### DATA FOR THIS EXERCISE
::::
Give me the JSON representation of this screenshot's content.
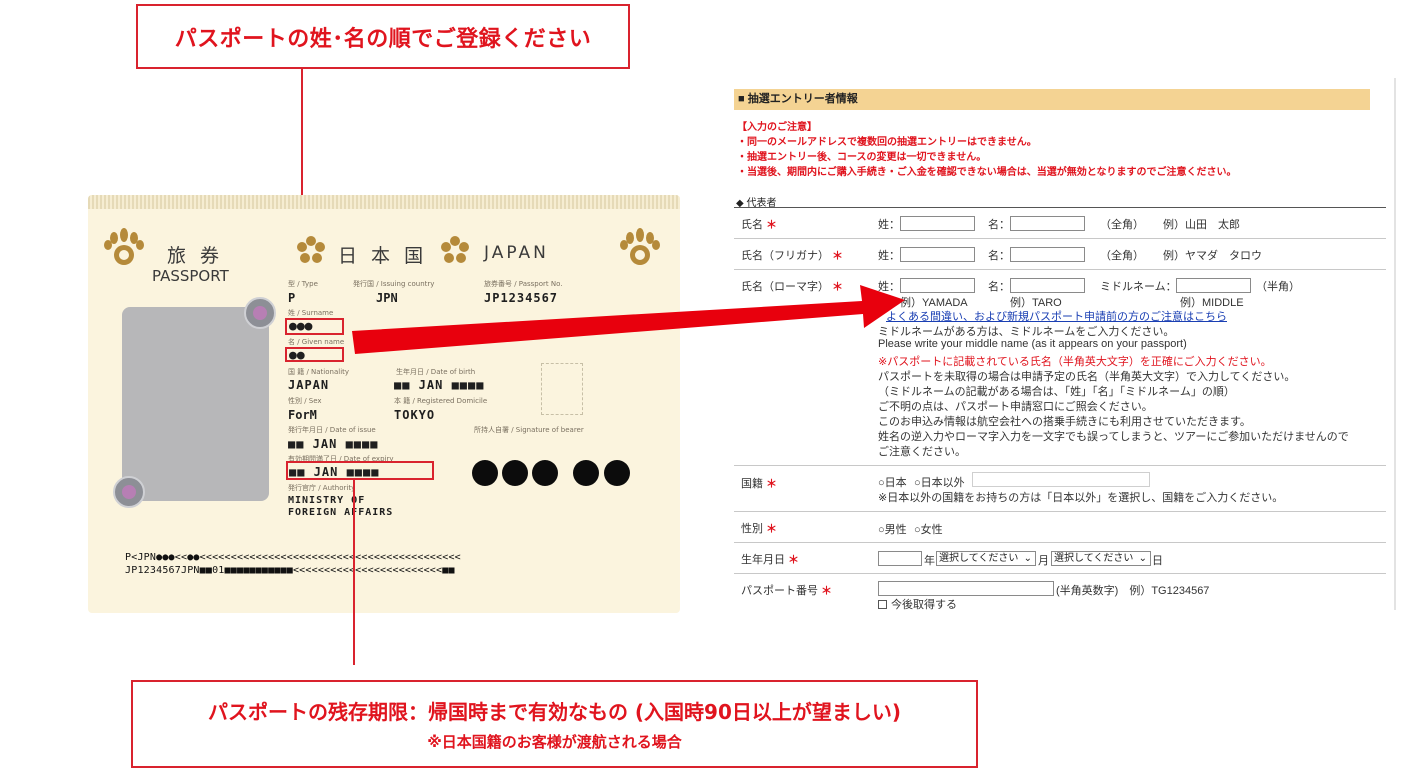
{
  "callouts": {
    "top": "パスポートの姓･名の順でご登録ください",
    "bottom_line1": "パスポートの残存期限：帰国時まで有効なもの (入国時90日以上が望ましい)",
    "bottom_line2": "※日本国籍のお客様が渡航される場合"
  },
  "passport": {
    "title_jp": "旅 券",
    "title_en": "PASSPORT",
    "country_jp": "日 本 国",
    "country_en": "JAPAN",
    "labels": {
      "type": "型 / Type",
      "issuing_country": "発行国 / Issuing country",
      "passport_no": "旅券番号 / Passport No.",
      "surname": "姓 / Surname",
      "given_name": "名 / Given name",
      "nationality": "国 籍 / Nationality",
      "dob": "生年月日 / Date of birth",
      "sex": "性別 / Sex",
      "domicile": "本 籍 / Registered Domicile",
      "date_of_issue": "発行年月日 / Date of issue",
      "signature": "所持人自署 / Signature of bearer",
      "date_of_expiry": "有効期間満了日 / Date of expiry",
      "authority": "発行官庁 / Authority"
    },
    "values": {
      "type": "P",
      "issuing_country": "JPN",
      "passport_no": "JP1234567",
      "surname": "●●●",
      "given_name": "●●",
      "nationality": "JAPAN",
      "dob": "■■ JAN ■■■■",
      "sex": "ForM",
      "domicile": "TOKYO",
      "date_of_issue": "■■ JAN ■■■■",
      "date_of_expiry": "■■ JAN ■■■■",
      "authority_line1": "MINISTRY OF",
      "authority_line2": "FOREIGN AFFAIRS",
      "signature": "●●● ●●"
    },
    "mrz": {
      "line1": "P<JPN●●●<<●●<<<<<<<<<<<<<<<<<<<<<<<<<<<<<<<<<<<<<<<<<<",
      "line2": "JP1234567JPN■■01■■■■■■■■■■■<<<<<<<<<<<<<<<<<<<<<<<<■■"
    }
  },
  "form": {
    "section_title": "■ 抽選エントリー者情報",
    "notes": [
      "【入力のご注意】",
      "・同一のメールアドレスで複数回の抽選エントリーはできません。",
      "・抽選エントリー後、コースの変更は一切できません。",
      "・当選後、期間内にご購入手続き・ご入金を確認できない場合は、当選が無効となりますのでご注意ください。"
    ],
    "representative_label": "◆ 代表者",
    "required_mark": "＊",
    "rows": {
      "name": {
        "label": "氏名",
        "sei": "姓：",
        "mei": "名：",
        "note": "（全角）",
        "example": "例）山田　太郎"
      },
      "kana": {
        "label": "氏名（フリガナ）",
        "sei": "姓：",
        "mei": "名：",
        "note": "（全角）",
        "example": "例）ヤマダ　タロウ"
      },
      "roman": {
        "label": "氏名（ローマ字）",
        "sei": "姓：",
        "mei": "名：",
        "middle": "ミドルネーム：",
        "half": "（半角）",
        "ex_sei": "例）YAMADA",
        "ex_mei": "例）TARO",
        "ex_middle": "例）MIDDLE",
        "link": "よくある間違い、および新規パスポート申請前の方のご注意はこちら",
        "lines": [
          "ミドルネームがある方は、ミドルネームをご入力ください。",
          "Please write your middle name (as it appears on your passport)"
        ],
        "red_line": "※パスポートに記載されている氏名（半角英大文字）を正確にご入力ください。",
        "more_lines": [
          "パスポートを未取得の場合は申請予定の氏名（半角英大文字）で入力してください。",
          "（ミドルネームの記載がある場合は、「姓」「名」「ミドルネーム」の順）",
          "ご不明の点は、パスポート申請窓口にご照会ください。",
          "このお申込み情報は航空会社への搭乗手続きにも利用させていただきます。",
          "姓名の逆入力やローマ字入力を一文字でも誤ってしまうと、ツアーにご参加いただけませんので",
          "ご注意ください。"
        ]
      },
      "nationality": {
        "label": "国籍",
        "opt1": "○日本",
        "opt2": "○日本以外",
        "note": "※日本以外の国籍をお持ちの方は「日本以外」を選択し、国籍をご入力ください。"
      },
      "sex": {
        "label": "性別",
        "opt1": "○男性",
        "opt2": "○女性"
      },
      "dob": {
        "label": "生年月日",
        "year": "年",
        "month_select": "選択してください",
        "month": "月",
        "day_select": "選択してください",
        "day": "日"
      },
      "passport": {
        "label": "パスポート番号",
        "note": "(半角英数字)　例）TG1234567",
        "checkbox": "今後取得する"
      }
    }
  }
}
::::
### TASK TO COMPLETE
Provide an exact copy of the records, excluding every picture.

### EXPECTED ANSWER
Give me the JSON representation of this screenshot's content.
{
  "callouts": {
    "top": "パスポートの姓･名の順でご登録ください",
    "bottom_line1": "パスポートの残存期限：帰国時まで有効なもの (入国時90日以上が望ましい)",
    "bottom_line2": "※日本国籍のお客様が渡航される場合"
  },
  "passport": {
    "title_jp": "旅 券",
    "title_en": "PASSPORT",
    "country_jp": "日 本 国",
    "country_en": "JAPAN",
    "labels": {
      "type": "型 / Type",
      "issuing_country": "発行国 / Issuing country",
      "passport_no": "旅券番号 / Passport No.",
      "surname": "姓 / Surname",
      "given_name": "名 / Given name",
      "nationality": "国 籍 / Nationality",
      "dob": "生年月日 / Date of birth",
      "sex": "性別 / Sex",
      "domicile": "本 籍 / Registered Domicile",
      "date_of_issue": "発行年月日 / Date of issue",
      "signature": "所持人自署 / Signature of bearer",
      "date_of_expiry": "有効期間満了日 / Date of expiry",
      "authority": "発行官庁 / Authority"
    },
    "values": {
      "type": "P",
      "issuing_country": "JPN",
      "passport_no": "JP1234567",
      "surname": "●●●",
      "given_name": "●●",
      "nationality": "JAPAN",
      "dob": "■■ JAN ■■■■",
      "sex": "ForM",
      "domicile": "TOKYO",
      "date_of_issue": "■■ JAN ■■■■",
      "date_of_expiry": "■■ JAN ■■■■",
      "authority_line1": "MINISTRY OF",
      "authority_line2": "FOREIGN AFFAIRS",
      "signature": "●●● ●●"
    },
    "mrz": {
      "line1": "P<JPN●●●<<●●<<<<<<<<<<<<<<<<<<<<<<<<<<<<<<<<<<<<<<<<<<",
      "line2": "JP1234567JPN■■01■■■■■■■■■■■<<<<<<<<<<<<<<<<<<<<<<<<■■"
    }
  },
  "form": {
    "section_title": "■ 抽選エントリー者情報",
    "notes": [
      "【入力のご注意】",
      "・同一のメールアドレスで複数回の抽選エントリーはできません。",
      "・抽選エントリー後、コースの変更は一切できません。",
      "・当選後、期間内にご購入手続き・ご入金を確認できない場合は、当選が無効となりますのでご注意ください。"
    ],
    "representative_label": "◆ 代表者",
    "required_mark": "＊",
    "rows": {
      "name": {
        "label": "氏名",
        "sei": "姓：",
        "mei": "名：",
        "note": "（全角）",
        "example": "例）山田　太郎"
      },
      "kana": {
        "label": "氏名（フリガナ）",
        "sei": "姓：",
        "mei": "名：",
        "note": "（全角）",
        "example": "例）ヤマダ　タロウ"
      },
      "roman": {
        "label": "氏名（ローマ字）",
        "sei": "姓：",
        "mei": "名：",
        "middle": "ミドルネーム：",
        "half": "（半角）",
        "ex_sei": "例）YAMADA",
        "ex_mei": "例）TARO",
        "ex_middle": "例）MIDDLE",
        "link": "よくある間違い、および新規パスポート申請前の方のご注意はこちら",
        "lines": [
          "ミドルネームがある方は、ミドルネームをご入力ください。",
          "Please write your middle name (as it appears on your passport)"
        ],
        "red_line": "※パスポートに記載されている氏名（半角英大文字）を正確にご入力ください。",
        "more_lines": [
          "パスポートを未取得の場合は申請予定の氏名（半角英大文字）で入力してください。",
          "（ミドルネームの記載がある場合は、「姓」「名」「ミドルネーム」の順）",
          "ご不明の点は、パスポート申請窓口にご照会ください。",
          "このお申込み情報は航空会社への搭乗手続きにも利用させていただきます。",
          "姓名の逆入力やローマ字入力を一文字でも誤ってしまうと、ツアーにご参加いただけませんので",
          "ご注意ください。"
        ]
      },
      "nationality": {
        "label": "国籍",
        "opt1": "○日本",
        "opt2": "○日本以外",
        "note": "※日本以外の国籍をお持ちの方は「日本以外」を選択し、国籍をご入力ください。"
      },
      "sex": {
        "label": "性別",
        "opt1": "○男性",
        "opt2": "○女性"
      },
      "dob": {
        "label": "生年月日",
        "year": "年",
        "month_select": "選択してください",
        "month": "月",
        "day_select": "選択してください",
        "day": "日"
      },
      "passport": {
        "label": "パスポート番号",
        "note": "(半角英数字)　例）TG1234567",
        "checkbox": "今後取得する"
      }
    }
  }
}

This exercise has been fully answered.